The participating women sponsored in the East African Young Women’s Leadership Initiative gathered in Arusha, Tanzania from December 29-31, 2010 for an Education, Mentorship & Human Rights Workshop. The purpose of the workshop was to analyze the program, the young women’s progression over the past two years, and to discuss their successes and challenges in school and in life.
The program aims to empower the young women to positively impact their communities through education, mentorship and capacity building. Facilitators Josphine Nashipai and Mary Labdaki were present to encourage the young women, hear their concerns, and give them positive examples of women making a difference in their communities and the world at large.
The young women’s program coordinator, Daniel Salau, said, “It is notable that the girls are now more confident and can express themselves better.” Many of the women commented that they are extremely grateful for the program, but face several challenges.
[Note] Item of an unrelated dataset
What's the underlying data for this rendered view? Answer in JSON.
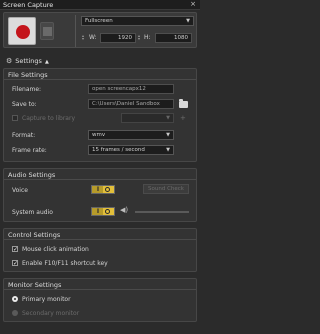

From Daniel’s recently released report on the December workshop, it’s clear that cultural and infrastructural challenges abound. From understaffing to water shortages to inadequate supplies of textbooks, many obstacles confront the young women. Several women also expressed fears of cultural practices and acceptance when they returned home, including pressures to undergo FGM and marriage. Also, the young women worry about their overall health and have limited access to medical facilities. They hope the program will develop arenas to aid in their healthcare and increase dialogue with their family members.
Overall it appears the young women have become motivated and gained necessary skills, such as public speaking and local knowledge, that will help them become successful leaders in their communities. During the workshop, the women and facilitators visited a community project center nearby run by OMASI (Orkonerei Massai Social Initiative) and funded by the investment firm, DOSI (Dutch Olkonerei Social Investment). There are several sustainable processing ventures, including milk, bio-fuel and meat divisions, whose income is used for social development of the local community.
Ledaiki Ann Nailantei, 16 years old, commented, “I am interested in the environment. The Maasai are losing land and with severe drought resulting from climate change, there is now a lot of poverty.” Another young woman, Hellen, who is 15 years old, summed up the workshop perfectly, “I would like to help Maasai women become economically empowered so that they can fight for their rights.” The women have much to face in their young lives, but are undoubtedly becoming role models and leaders.
Photos courtesy of Daniel Salau